Nanomedicine, Volume I: Basic Capabilities

© 1999 Robert A. Freitas Jr. All Rights Reserved.

Robert A. Freitas Jr., Nanomedicine, Volume I: Basic Capabilities, Landes Bioscience, Georgetown, TX, 1999


4.5.1 Minimum Detectable Pressure

A change in the ambient pressure in a fluid environment (DP) may be determined by measuring the change in volume (DV) of a fixed quantity of gas at constant temperature, relative to a known sensor volume at a known reference pressure. (Thermal sensors elsewhere in the nanorobot provide readings by which corrections can be made for temperature variations.) If the sensor volume consists of a cylinder of fixed cross-sectional area, the change in volume is converted into a linear displacement of a piston located at the interface between gas and fluid environment. The change in Gibbs free energy10 is DG = DP DV, while thermal noise ~kT. Pressure sensor signal/noise ratio SNR ~ ln (DP DV / kT), so at the minimum DG the minimum detectable pressure DPmin is measured at the maximum possible volume change, or Vsensor (the sensor volume), given approximately by

{Eqn. 4.29}

using the classical ideal gas formulation. At SNR = 2, a (22 nm)3 = 104 nm3 sensor (~5 x 105 atoms or ~10-20 kg for a cube with 1 nm thick walls) can detect a minimum pressure change DPmin ~ 0.03 atm; a (680 nm)3 = 0.3 micron3 sensor (~3 x 109 atoms, ~6 x 10-17 kg) detects DPmin ~ 10-6 atm, probably near the practical limit for mobile in vivo medical nanodevices.
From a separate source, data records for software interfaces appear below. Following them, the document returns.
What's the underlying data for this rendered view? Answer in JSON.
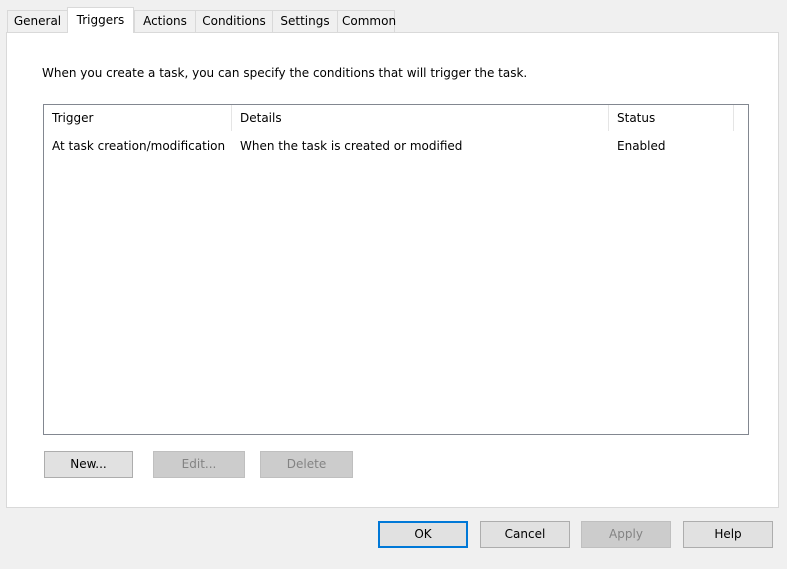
{
  "tabs": [
    {
      "label": "General"
    },
    {
      "label": "Triggers"
    },
    {
      "label": "Actions"
    },
    {
      "label": "Conditions"
    },
    {
      "label": "Settings"
    },
    {
      "label": "Common"
    }
  ],
  "active_tab": "Triggers",
  "description": "When you create a task, you can specify the conditions that will trigger the task.",
  "list": {
    "columns": [
      "Trigger",
      "Details",
      "Status"
    ],
    "rows": [
      {
        "trigger": "At task creation/modification",
        "details": "When the task is created or modified",
        "status": "Enabled"
      }
    ]
  },
  "list_buttons": {
    "new": "New...",
    "edit": "Edit...",
    "delete": "Delete"
  },
  "dialog_buttons": {
    "ok": "OK",
    "cancel": "Cancel",
    "apply": "Apply",
    "help": "Help"
  },
  "colors": {
    "accent": "#0078d7",
    "disabled_text": "#838383"
  }
}
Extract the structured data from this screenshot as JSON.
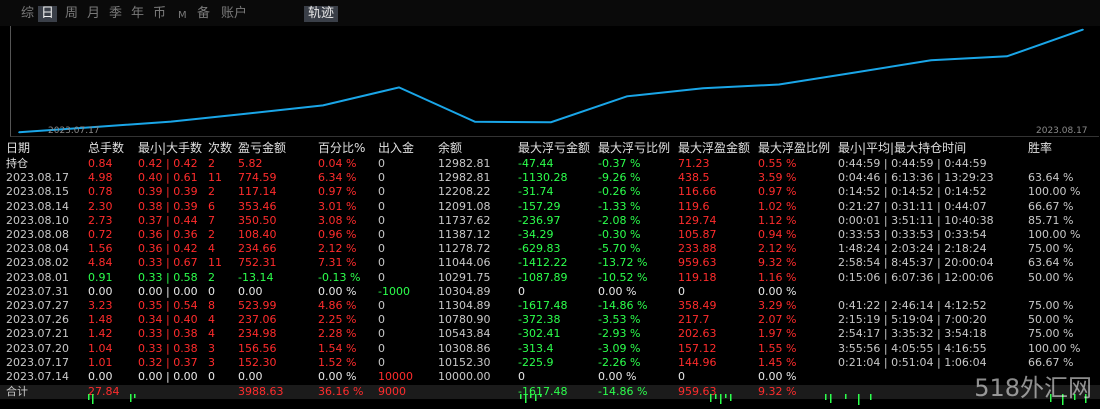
{
  "tabs": [
    {
      "label": "综",
      "active": false,
      "small": false
    },
    {
      "label": "日",
      "active": true,
      "small": false
    },
    {
      "label": "周",
      "active": false,
      "small": false
    },
    {
      "label": "月",
      "active": false,
      "small": false
    },
    {
      "label": "季",
      "active": false,
      "small": false
    },
    {
      "label": "年",
      "active": false,
      "small": false
    },
    {
      "label": "币",
      "active": false,
      "small": false
    },
    {
      "label": "M",
      "active": false,
      "small": true
    },
    {
      "label": "备",
      "active": false,
      "small": false
    },
    {
      "label": "账户",
      "active": false,
      "small": false
    }
  ],
  "track_button": "轨迹",
  "chart_data": {
    "type": "line",
    "x": [
      "2023.07.14",
      "2023.07.17",
      "2023.07.20",
      "2023.07.21",
      "2023.07.26",
      "2023.07.27",
      "2023.07.31",
      "2023.08.01",
      "2023.08.02",
      "2023.08.04",
      "2023.08.08",
      "2023.08.10",
      "2023.08.14",
      "2023.08.15",
      "2023.08.17"
    ],
    "values": [
      10000,
      10152.3,
      10308.86,
      10543.84,
      10780.9,
      11304.89,
      10304.89,
      10291.75,
      11044.06,
      11278.72,
      11387.12,
      11737.62,
      12091.08,
      12208.22,
      12982.81
    ],
    "x_start_label": "2023.07.17",
    "x_end_label": "2023.08.17",
    "color": "#1aa6e8"
  },
  "headers": [
    "日期",
    "总手数",
    "最小|大手数",
    "次数",
    "盈亏金额",
    "百分比%",
    "出入金",
    "余额",
    "最大浮亏金额",
    "最大浮亏比例",
    "最大浮盈金额",
    "最大浮盈比例",
    "最小|平均|最大持仓时间",
    "胜率"
  ],
  "rows": [
    [
      "持仓",
      "0.84",
      "0.42 | 0.42",
      "2",
      "5.82",
      "0.04 %",
      "0",
      "12982.81",
      "-47.44",
      "-0.37 %",
      "71.23",
      "0.55 %",
      "0:44:59 | 0:44:59 | 0:44:59",
      ""
    ],
    [
      "2023.08.17",
      "4.98",
      "0.40 | 0.61",
      "11",
      "774.59",
      "6.34 %",
      "0",
      "12982.81",
      "-1130.28",
      "-9.26 %",
      "438.5",
      "3.59 %",
      "0:04:46 | 6:13:36 | 13:29:23",
      "63.64 %"
    ],
    [
      "2023.08.15",
      "0.78",
      "0.39 | 0.39",
      "2",
      "117.14",
      "0.97 %",
      "0",
      "12208.22",
      "-31.74",
      "-0.26 %",
      "116.66",
      "0.97 %",
      "0:14:52 | 0:14:52 | 0:14:52",
      "100.00 %"
    ],
    [
      "2023.08.14",
      "2.30",
      "0.38 | 0.39",
      "6",
      "353.46",
      "3.01 %",
      "0",
      "12091.08",
      "-157.29",
      "-1.33 %",
      "119.6",
      "1.02 %",
      "0:21:27 | 0:31:11 | 0:44:07",
      "66.67 %"
    ],
    [
      "2023.08.10",
      "2.73",
      "0.37 | 0.44",
      "7",
      "350.50",
      "3.08 %",
      "0",
      "11737.62",
      "-236.97",
      "-2.08 %",
      "129.74",
      "1.12 %",
      "0:00:01 | 3:51:11 | 10:40:38",
      "85.71 %"
    ],
    [
      "2023.08.08",
      "0.72",
      "0.36 | 0.36",
      "2",
      "108.40",
      "0.96 %",
      "0",
      "11387.12",
      "-34.29",
      "-0.30 %",
      "105.87",
      "0.94 %",
      "0:33:53 | 0:33:53 | 0:33:54",
      "100.00 %"
    ],
    [
      "2023.08.04",
      "1.56",
      "0.36 | 0.42",
      "4",
      "234.66",
      "2.12 %",
      "0",
      "11278.72",
      "-629.83",
      "-5.70 %",
      "233.88",
      "2.12 %",
      "1:48:24 | 2:03:24 | 2:18:24",
      "75.00 %"
    ],
    [
      "2023.08.02",
      "4.84",
      "0.33 | 0.67",
      "11",
      "752.31",
      "7.31 %",
      "0",
      "11044.06",
      "-1412.22",
      "-13.72 %",
      "959.63",
      "9.32 %",
      "2:58:54 | 8:45:37 | 20:00:04",
      "63.64 %"
    ],
    [
      "2023.08.01",
      "0.91",
      "0.33 | 0.58",
      "2",
      "-13.14",
      "-0.13 %",
      "0",
      "10291.75",
      "-1087.89",
      "-10.52 %",
      "119.18",
      "1.16 %",
      "0:15:06 | 6:07:36 | 12:00:06",
      "50.00 %"
    ],
    [
      "2023.07.31",
      "0.00",
      "0.00 | 0.00",
      "0",
      "0.00",
      "0.00 %",
      "-1000",
      "10304.89",
      "0",
      "0.00 %",
      "0",
      "0.00 %",
      "",
      ""
    ],
    [
      "2023.07.27",
      "3.23",
      "0.35 | 0.54",
      "8",
      "523.99",
      "4.86 %",
      "0",
      "11304.89",
      "-1617.48",
      "-14.86 %",
      "358.49",
      "3.29 %",
      "0:41:22 | 2:46:14 | 4:12:52",
      "75.00 %"
    ],
    [
      "2023.07.26",
      "1.48",
      "0.34 | 0.40",
      "4",
      "237.06",
      "2.25 %",
      "0",
      "10780.90",
      "-372.38",
      "-3.53 %",
      "217.7",
      "2.07 %",
      "2:15:19 | 5:19:04 | 7:00:20",
      "50.00 %"
    ],
    [
      "2023.07.21",
      "1.42",
      "0.33 | 0.38",
      "4",
      "234.98",
      "2.28 %",
      "0",
      "10543.84",
      "-302.41",
      "-2.93 %",
      "202.63",
      "1.97 %",
      "2:54:17 | 3:35:32 | 3:54:18",
      "75.00 %"
    ],
    [
      "2023.07.20",
      "1.04",
      "0.33 | 0.38",
      "3",
      "156.56",
      "1.54 %",
      "0",
      "10308.86",
      "-313.4",
      "-3.09 %",
      "157.12",
      "1.55 %",
      "3:55:56 | 4:05:55 | 4:16:55",
      "100.00 %"
    ],
    [
      "2023.07.17",
      "1.01",
      "0.32 | 0.37",
      "3",
      "152.30",
      "1.52 %",
      "0",
      "10152.30",
      "-225.9",
      "-2.26 %",
      "144.96",
      "1.45 %",
      "0:21:04 | 0:51:04 | 1:06:04",
      "66.67 %"
    ],
    [
      "2023.07.14",
      "0.00",
      "0.00 | 0.00",
      "0",
      "0.00",
      "0.00 %",
      "10000",
      "10000.00",
      "0",
      "0.00 %",
      "0",
      "0.00 %",
      "",
      ""
    ]
  ],
  "total": [
    "合计",
    "27.84",
    "",
    "",
    "3988.63",
    "36.16 %",
    "9000",
    "",
    "-1617.48",
    "-14.86 %",
    "959.63",
    "9.32 %",
    "",
    ""
  ],
  "watermark": "518外汇网",
  "colors": {
    "profit": "#ff2c2c",
    "loss": "#2cff4c",
    "line": "#1aa6e8"
  }
}
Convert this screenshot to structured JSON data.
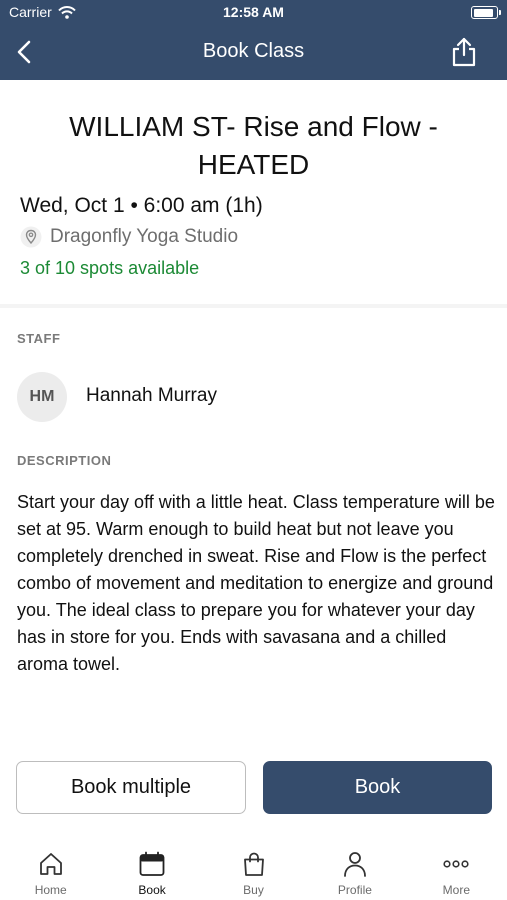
{
  "status_bar": {
    "carrier": "Carrier",
    "time": "12:58 AM",
    "battery_level": 0.95
  },
  "nav": {
    "title": "Book Class",
    "back_icon": "chevron-left-icon",
    "share_icon": "share-icon"
  },
  "class_info": {
    "title": "WILLIAM ST- Rise and Flow - HEATED",
    "datetime": "Wed, Oct 1 • 6:00 am (1h)",
    "location": "Dragonfly Yoga Studio",
    "spots": "3 of 10 spots available"
  },
  "staff": {
    "label": "STAFF",
    "initials": "HM",
    "name": "Hannah Murray"
  },
  "description": {
    "label": "DESCRIPTION",
    "text": "Start your day off with a little heat.  Class temperature will be set at 95. Warm enough to build heat but not leave you completely drenched in sweat.  Rise and Flow is the perfect combo of movement and meditation to energize and ground you.  The ideal class to prepare you for whatever your day has in store for you.  Ends with savasana and a chilled aroma towel."
  },
  "actions": {
    "book_multiple": "Book multiple",
    "book": "Book"
  },
  "tabs": [
    {
      "label": "Home",
      "icon": "home-icon"
    },
    {
      "label": "Book",
      "icon": "calendar-icon",
      "active": true
    },
    {
      "label": "Buy",
      "icon": "shopping-bag-icon"
    },
    {
      "label": "Profile",
      "icon": "person-icon"
    },
    {
      "label": "More",
      "icon": "more-dots-icon"
    }
  ],
  "colors": {
    "primary": "#354c6c",
    "available": "#1c8a35",
    "muted": "#7a7a7a"
  }
}
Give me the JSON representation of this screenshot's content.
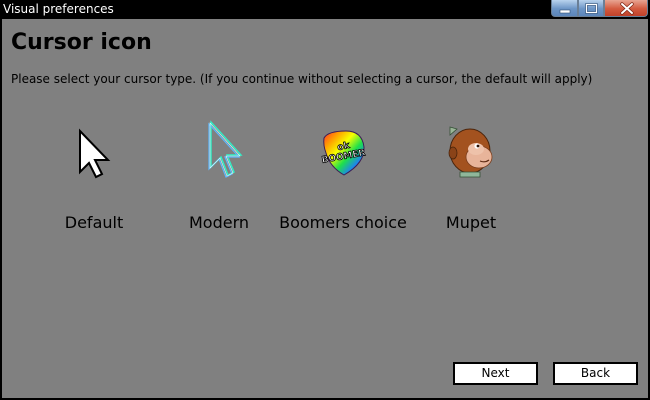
{
  "window": {
    "title": "Visual preferences",
    "controls": [
      "minimize-icon",
      "maximize-icon",
      "close-icon"
    ]
  },
  "page": {
    "heading": "Cursor icon",
    "instructions": "Please select your cursor type. (If you continue without selecting a cursor, the default will apply)"
  },
  "cursor_options": [
    {
      "label": "Default",
      "icon": "arrow-cursor-icon"
    },
    {
      "label": "Modern",
      "icon": "outline-arrow-cursor-icon"
    },
    {
      "label": "Boomers choice",
      "icon": "ok-boomer-cursor-icon"
    },
    {
      "label": "Mupet",
      "icon": "monkey-cursor-icon"
    }
  ],
  "buttons": {
    "next": "Next",
    "back": "Back"
  },
  "colors": {
    "background": "#808080",
    "titlebar": "#000000"
  }
}
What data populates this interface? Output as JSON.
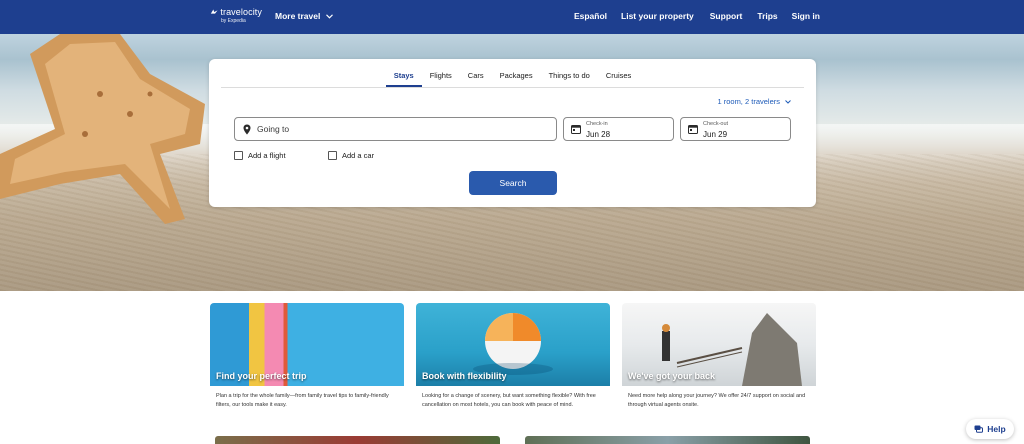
{
  "header": {
    "logo_text": "travelocity",
    "logo_sub": "by Expedia",
    "more_travel": "More travel",
    "nav": {
      "espanol": "Español",
      "list_property": "List your property",
      "support": "Support",
      "trips": "Trips",
      "sign_in": "Sign in"
    }
  },
  "search": {
    "tabs": [
      "Stays",
      "Flights",
      "Cars",
      "Packages",
      "Things to do",
      "Cruises"
    ],
    "active_tab": "Stays",
    "travelers": "1 room, 2 travelers",
    "going_to_placeholder": "Going to",
    "checkin_label": "Check-in",
    "checkin_value": "Jun 28",
    "checkout_label": "Check-out",
    "checkout_value": "Jun 29",
    "add_flight": "Add a flight",
    "add_car": "Add a car",
    "search_button": "Search"
  },
  "cards": [
    {
      "title": "Find your perfect trip",
      "desc": "Plan a trip for the whole family—from family travel tips to family-friendly filters, our tools make it easy."
    },
    {
      "title": "Book with flexibility",
      "desc": "Looking for a change of scenery, but want something flexible? With free cancellation on most hotels, you can book with peace of mind."
    },
    {
      "title": "We've got your back",
      "desc": "Need more help along your journey? We offer 24/7 support on social and through virtual agents onsite."
    }
  ],
  "help_label": "Help",
  "colors": {
    "brand_blue": "#1e3f8f",
    "button_blue": "#2a5aad",
    "link_blue": "#1e5bb8"
  }
}
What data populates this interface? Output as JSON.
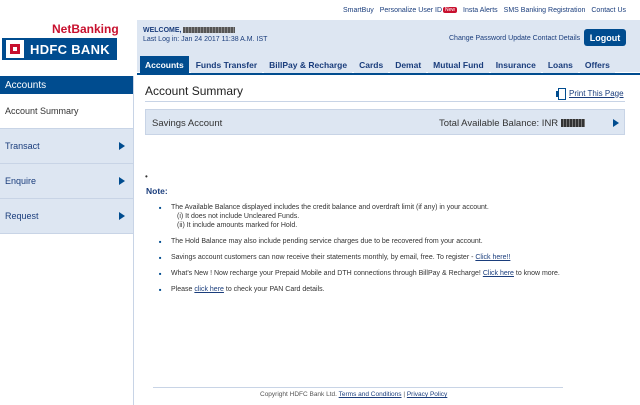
{
  "utility_links": [
    {
      "label": "SmartBuy"
    },
    {
      "label": "Personalize User ID",
      "badge": "New"
    },
    {
      "label": "Insta Alerts"
    },
    {
      "label": "SMS Banking Registration"
    },
    {
      "label": "Contact Us"
    }
  ],
  "brand": {
    "netbanking": "NetBanking",
    "bank_name": "HDFC BANK"
  },
  "header": {
    "welcome": "WELCOME,",
    "last_login": "Last Log in: Jan 24 2017 11:38 A.M. IST",
    "change_password": "Change Password",
    "update_contact": "Update Contact Details",
    "logout": "Logout"
  },
  "nav": {
    "tabs": [
      {
        "label": "Accounts"
      },
      {
        "label": "Funds Transfer"
      },
      {
        "label": "BillPay & Recharge"
      },
      {
        "label": "Cards"
      },
      {
        "label": "Demat"
      },
      {
        "label": "Mutual Fund"
      },
      {
        "label": "Insurance"
      },
      {
        "label": "Loans"
      },
      {
        "label": "Offers"
      }
    ]
  },
  "sidebar": {
    "heading": "Accounts",
    "items": [
      {
        "label": "Account Summary"
      },
      {
        "label": "Transact"
      },
      {
        "label": "Enquire"
      },
      {
        "label": "Request"
      }
    ]
  },
  "main": {
    "title": "Account Summary",
    "print_label": "Print This Page",
    "savings_label": "Savings Account",
    "balance_label": "Total Available Balance: INR",
    "bullet": "•",
    "note_heading": "Note:",
    "notes": {
      "n1_main": "The Available Balance displayed includes the credit balance and overdraft limit (if any) in your account.",
      "n1_sub1": "(i) It does not include Uncleared Funds.",
      "n1_sub2": "(ii) It include amounts marked for Hold.",
      "n2": "The Hold Balance may also include pending service charges due to be recovered from your account.",
      "n3_text": "Savings account customers can now receive their statements monthly, by email, free. To register - ",
      "n3_link": "Click here!!",
      "n4_text": "What's New ! Now recharge your Prepaid Mobile and DTH connections through BillPay & Recharge! ",
      "n4_link": "Click here",
      "n4_tail": " to know more.",
      "n5_pre": "Please ",
      "n5_link": "click here",
      "n5_tail": " to check your PAN Card details."
    }
  },
  "footer": {
    "copyright": "Copyright HDFC Bank Ltd.",
    "terms": "Terms and Conditions",
    "sep": " | ",
    "privacy": "Privacy Policy"
  },
  "colors": {
    "brand_blue": "#004c8f",
    "brand_red": "#c8102e",
    "light_blue": "#dde6f2"
  }
}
Note that DPmin scales approximately as the inverse cube of mean sensor dimension, and immunity to thermal noise scales exponentially with sensor volume. Current silicon micromachined pressure sensors are ~1 mm3 with 10-3 atm sensitivity,456,457 a factor of ~1012 poorer sensitivity than the theoretical minimum for their size. (A field-effect chemical sensor with an active sensing volume of 0.1 mm3 that measures pressure indirectly has detected a 10-11 atm step in hydrogen gas with tmeas ~ 3 sec,458 only a factor of 1000 above the theoretical minimum for a sensor of that size.) The human ear can detect pressure waves as small as 2 x 10-10 atm.

A less sensitive approach relies on the observation that a change in pressure P alters both density and bulk modulus of a compressed fluid, variations that may be detected by measuring the change in the speed of sound vs in the working fluid, given by

{Eqn. 4.30}

where B is bulk modulus of the fluid and r is fluid density. (dB/dP)/B may be up to several times larger than (dr/dP)/r for molecular fluids, but there is some (dvs/dP)/vs for each fluid. Differentiating Eqn. 4.30 with respect to P and using dr/dP = r/B, then dvs/dP = (dB/dP - 1) / 2 r1/2 B1/2. For water at 1 atm, dB/dP ~ 8.4 atm/atm,567 r ~1000 kg/m3 and B = 22,000 atm, giving dvs/dP ~ 0.25 m/sec-atm. If Dvs is the measured change in acoustic speed, then:

{Eqn. 4.31}

Velocity can be measured to ~0.1 mm/sec accuracy using a micron-scale velocity sensor and tmeas ~ 1 sec (Section 4.3.2), so a minimum Dvs ~ 0.1 mm/sec implies DPmin ~ 0.0004 atm.


Last updated on 17 February 2003